Last week, China’s Ministry of Natural Resources announced that the country has installed facilities that would “protect and recover” coral reefs damaged by its massive island building activities in the contested waterway.
Alejano said China’s initiative to rehabilitate the coral system is laudable but he pointed out that a territorial conflict exists in the region.
“Our government must intervene in this project because we are one of the claimants of the territories in the South China Sea. This rehab project could be just one of the many ways of China’s occupation,” Alejano said in a statement.
The opposition lawmaker also stressed that China’s rehabilitation project is not merely an environmental issue as the process of rehabilitating coral reefs must also be accessible to all claimants in the South China Sea.
Unilaterally rehabilitating the disputed sea’s ecosystem would deny other claimants, including the Philippines, of the right to cooperate, he added.
“After all, environmental conservation is not only a unilateral concern, but a multi-party one.

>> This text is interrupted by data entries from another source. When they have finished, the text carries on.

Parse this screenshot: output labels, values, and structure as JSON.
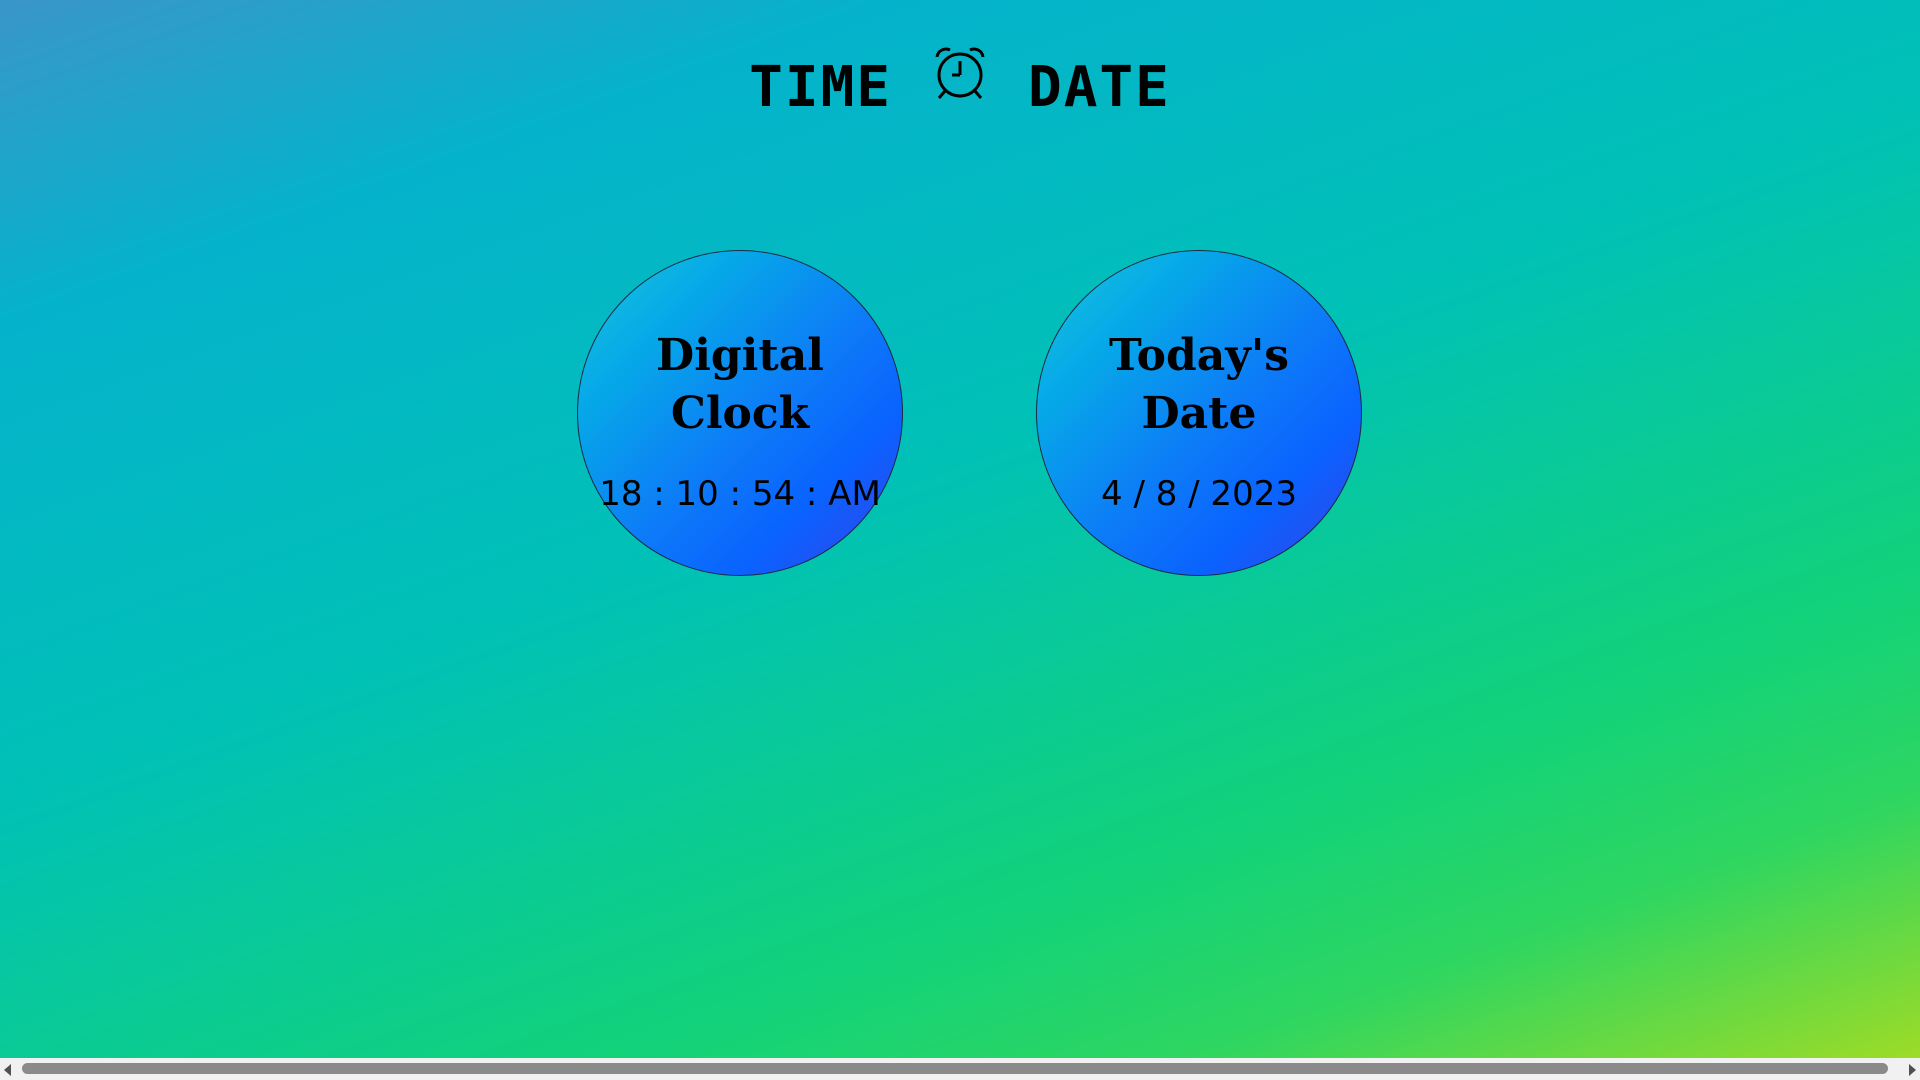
{
  "header": {
    "word_left": "TIME",
    "icon": "alarm-clock-icon",
    "word_right": "DATE"
  },
  "clock_card": {
    "title": "Digital\nClock",
    "value": "18 : 10 : 54 : AM"
  },
  "date_card": {
    "title": "Today's\nDate",
    "value": "4 / 8 / 2023"
  },
  "colors": {
    "circle_gradient_start": "#18c6dc",
    "circle_gradient_end": "#3a40e6",
    "text": "#000000",
    "scrollbar_thumb": "#8a8a8a"
  }
}
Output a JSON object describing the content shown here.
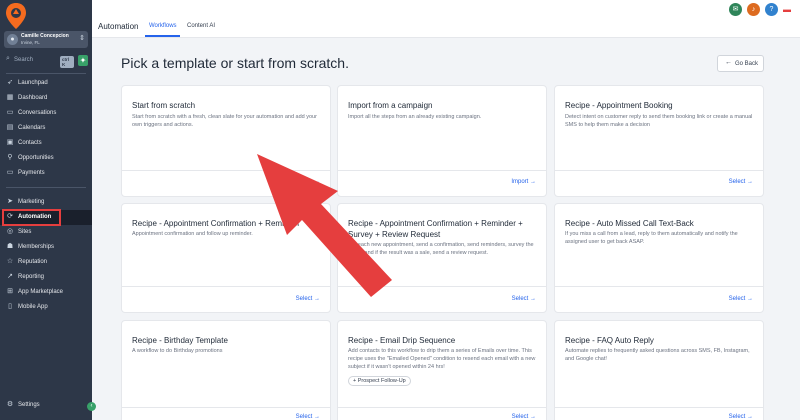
{
  "account": {
    "name": "Camille Concepcion",
    "location": "Irvine, FL"
  },
  "search": {
    "placeholder": "Search",
    "shortcut": "ctrl K"
  },
  "nav": {
    "launchpad": "Launchpad",
    "dashboard": "Dashboard",
    "conversations": "Conversations",
    "calendars": "Calendars",
    "contacts": "Contacts",
    "opportunities": "Opportunities",
    "payments": "Payments",
    "marketing": "Marketing",
    "automation": "Automation",
    "sites": "Sites",
    "memberships": "Memberships",
    "reputation": "Reputation",
    "reporting": "Reporting",
    "app_marketplace": "App Marketplace",
    "mobile_app": "Mobile App",
    "settings": "Settings"
  },
  "topbar": {
    "app_title": "Automation",
    "tabs": [
      "Workflows",
      "Content AI"
    ]
  },
  "colors": {
    "accent": "#2563eb",
    "sidebar": "#2d3748",
    "highlight": "#e53e3e",
    "arrow": "#e53e3e"
  },
  "main": {
    "title": "Pick a template or start from scratch.",
    "go_back": "Go Back",
    "cards": [
      {
        "title": "Start from scratch",
        "desc": "Start from scratch with a fresh, clean slate for your automation and add your own triggers and actions.",
        "action": "Continue"
      },
      {
        "title": "Import from a campaign",
        "desc": "Import all the steps from an already existing campaign.",
        "action": "Import"
      },
      {
        "title": "Recipe - Appointment Booking",
        "desc": "Detect intent on customer reply to send them booking link or create a manual SMS to help them make a decision",
        "action": "Select"
      },
      {
        "title": "Recipe - Appointment Confirmation + Reminder",
        "desc": "Appointment confirmation and follow up reminder.",
        "action": "Select"
      },
      {
        "title": "Recipe - Appointment Confirmation + Reminder + Survey + Review Request",
        "desc": "For each new appointment, send a confirmation, send reminders, survey the result, and if the result was a sale, send a review request.",
        "action": "Select"
      },
      {
        "title": "Recipe - Auto Missed Call Text-Back",
        "desc": "If you miss a call from a lead, reply to them automatically and notify the assigned user to get back ASAP.",
        "action": "Select"
      },
      {
        "title": "Recipe - Birthday Template",
        "desc": "A workflow to do Birthday promotions",
        "action": "Select"
      },
      {
        "title": "Recipe - Email Drip Sequence",
        "desc": "Add contacts to this workflow to drip them a series of Emails over time. This recipe uses the \"Emailed Opened\" condition to resend each email with a new subject if it wasn't opened within 24 hrs!",
        "action": "Select",
        "tag": "Prospect Follow-Up"
      },
      {
        "title": "Recipe - FAQ Auto Reply",
        "desc": "Automate replies to frequently asked questions across SMS, FB, Instagram, and Google chat!",
        "action": "Select"
      }
    ]
  }
}
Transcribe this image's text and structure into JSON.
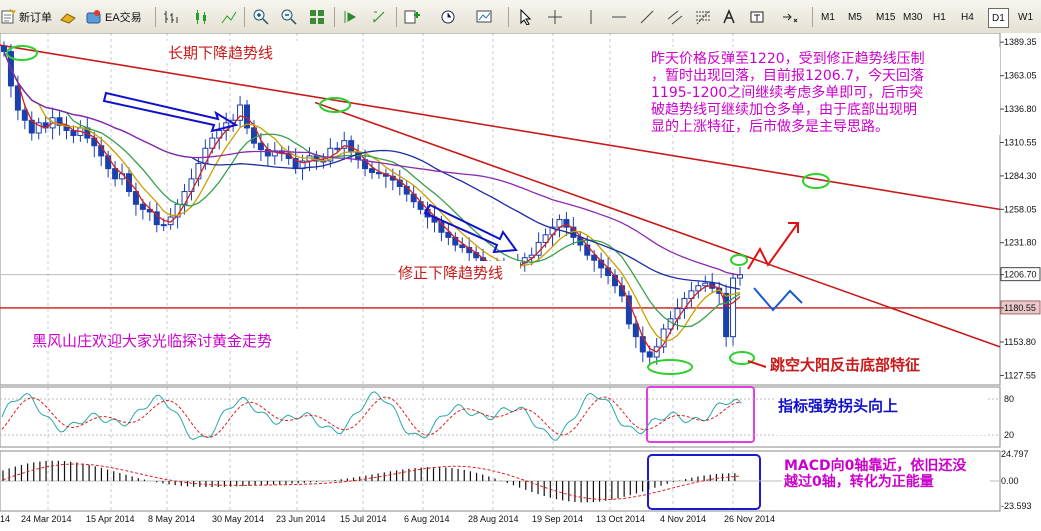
{
  "toolbar": {
    "new_order": "新订单",
    "ea_trading": "EA交易",
    "timeframes": [
      "M1",
      "M5",
      "M15",
      "M30",
      "H1",
      "H4",
      "D1",
      "W1"
    ],
    "active_timeframe": "D1"
  },
  "annotations": {
    "long_trend": "长期下降趋势线",
    "correction_trend": "修正下降趋势线",
    "welcome": "黑风山庄欢迎大家光临探讨黄金走势",
    "gap_candle": "跳空大阳反击底部特征",
    "indicator_note": "指标强势拐头向上",
    "macd_note_1": "MACD向0轴靠近，依旧还没",
    "macd_note_2": "越过0轴，转化为正能量",
    "analysis": [
      "昨天价格反弹至1220，受到修正趋势线压制",
      "，暂时出现回落，目前报1206.7，今天回落",
      "1195-1200之间继续考虑多单即可，后市突",
      "破趋势线可继续加仓多单，由于底部出现明",
      "显的上涨特征，后市做多是主导思路。"
    ]
  },
  "colors": {
    "candle": "#1c3fae",
    "ma_fast": "#d42020",
    "ma_mid": "#c9a000",
    "ma_slow": "#37a04a",
    "ma_blue": "#1a2fa0",
    "ma_purple": "#8b29b0",
    "trend": "#c81a1a",
    "ellipse": "#2ed02e",
    "magenta_text": "#cc00cc",
    "blue_text": "#1010cc",
    "price_marker": "#e8c8c8"
  },
  "chart_data": {
    "type": "candlestick",
    "price_axis": {
      "ticks": [
        "1389.35",
        "1363.05",
        "1336.80",
        "1310.55",
        "1284.30",
        "1258.05",
        "1231.80",
        "1206.70",
        "1180.55",
        "1153.80",
        "1127.55"
      ],
      "range": [
        1120,
        1395
      ],
      "current_price": "1206.70",
      "support_line": "1180.55"
    },
    "date_axis": [
      "14",
      "24 Mar 2014",
      "15 Apr 2014",
      "8 May 2014",
      "30 May 2014",
      "23 Jun 2014",
      "15 Jul 2014",
      "6 Aug 2014",
      "28 Aug 2014",
      "19 Sep 2014",
      "13 Oct 2014",
      "4 Nov 2014",
      "26 Nov 2014"
    ],
    "close_series": [
      1382,
      1355,
      1336,
      1328,
      1318,
      1326,
      1322,
      1330,
      1324,
      1320,
      1316,
      1322,
      1314,
      1308,
      1300,
      1290,
      1282,
      1286,
      1272,
      1262,
      1258,
      1256,
      1246,
      1246,
      1252,
      1262,
      1272,
      1282,
      1294,
      1306,
      1314,
      1320,
      1326,
      1328,
      1340,
      1322,
      1310,
      1305,
      1300,
      1304,
      1302,
      1298,
      1290,
      1296,
      1300,
      1296,
      1296,
      1306,
      1306,
      1312,
      1303,
      1297,
      1290,
      1287,
      1286,
      1284,
      1281,
      1276,
      1270,
      1264,
      1258,
      1252,
      1248,
      1240,
      1236,
      1230,
      1228,
      1224,
      1220,
      1214,
      1214,
      1212,
      1210,
      1212,
      1216,
      1220,
      1222,
      1232,
      1238,
      1244,
      1250,
      1244,
      1236,
      1230,
      1222,
      1218,
      1212,
      1206,
      1198,
      1190,
      1168,
      1158,
      1146,
      1142,
      1150,
      1164,
      1172,
      1180,
      1188,
      1194,
      1198,
      1200,
      1196,
      1192,
      1158,
      1204,
      1206.7
    ],
    "stochastic": {
      "range": [
        0,
        100
      ],
      "labels": [
        "80",
        "20"
      ]
    },
    "macd": {
      "labels": [
        "24.797",
        "0.00",
        "-23.593"
      ]
    }
  }
}
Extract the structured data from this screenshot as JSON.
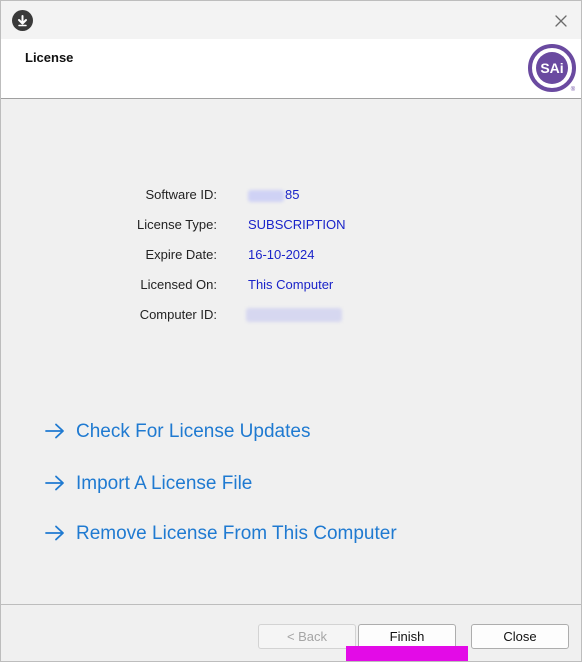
{
  "window": {
    "app_icon": "download-arrow-icon",
    "close_icon": "close-icon"
  },
  "header": {
    "title": "License",
    "logo_text": "SAi",
    "logo_mark": "®",
    "logo_color": "#6a4aa0"
  },
  "info": [
    {
      "label": "Software ID:",
      "value": "85"
    },
    {
      "label": "License Type:",
      "value": "SUBSCRIPTION"
    },
    {
      "label": "Expire Date:",
      "value": "16-10-2024"
    },
    {
      "label": "Licensed On:",
      "value": "This Computer"
    },
    {
      "label": "Computer ID:",
      "value": ""
    }
  ],
  "links": [
    {
      "label": "Check For License Updates",
      "icon": "arrow-right-icon"
    },
    {
      "label": "Import A License File",
      "icon": "arrow-right-icon"
    },
    {
      "label": "Remove License From This Computer",
      "icon": "arrow-right-icon"
    }
  ],
  "footer": {
    "back_label": "< Back",
    "finish_label": "Finish",
    "close_label": "Close"
  },
  "colors": {
    "link": "#1f7ad1",
    "value": "#1a23c9",
    "highlight": "#e30be7"
  }
}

The unilateral actions of China show a clear disrespect to the Philippines as claimant of the territory,” Alejano said.
Gregory Poling, director of Washington-based Asia Maritime Transparency Initiative, earlier pointed out that the South China Morning Post (SCMP) did not interview any marine scientist when it published the story on Beijing’s restoration project of coral reefs damaged by its massive land reclamation activities.
“Why didn’t [SCMP] interview a single marine scientist for this story? You can’t restore a reef buried under hundreds of acres of sand and concrete,” Poling said on Twitter.
The SCMP merely reported that China’s Ministry of Natural Resources “announced surveys to identify more areas where coral would be protected and restored involving a ‘natural recovery’ approach to help the reefs repair themselves complemented by artificial methods, and techniques developed especially for the Spratlys.”
The rehabilitation project covers China’s “big three” islands — Fiery Cross, Mischief and Subi Reefs — which are also being claimed by the Philippines. Beijing had installed missile systems and electronic jammers on the islands, which had been transformed into military outposts.
In July 2016, a United Nations-backed tribunal ruled that China’s construction of artificial islands “violated its obligation to preserve and protect fragile ecosystems and habitat of depleted, threatened, or endangered species.”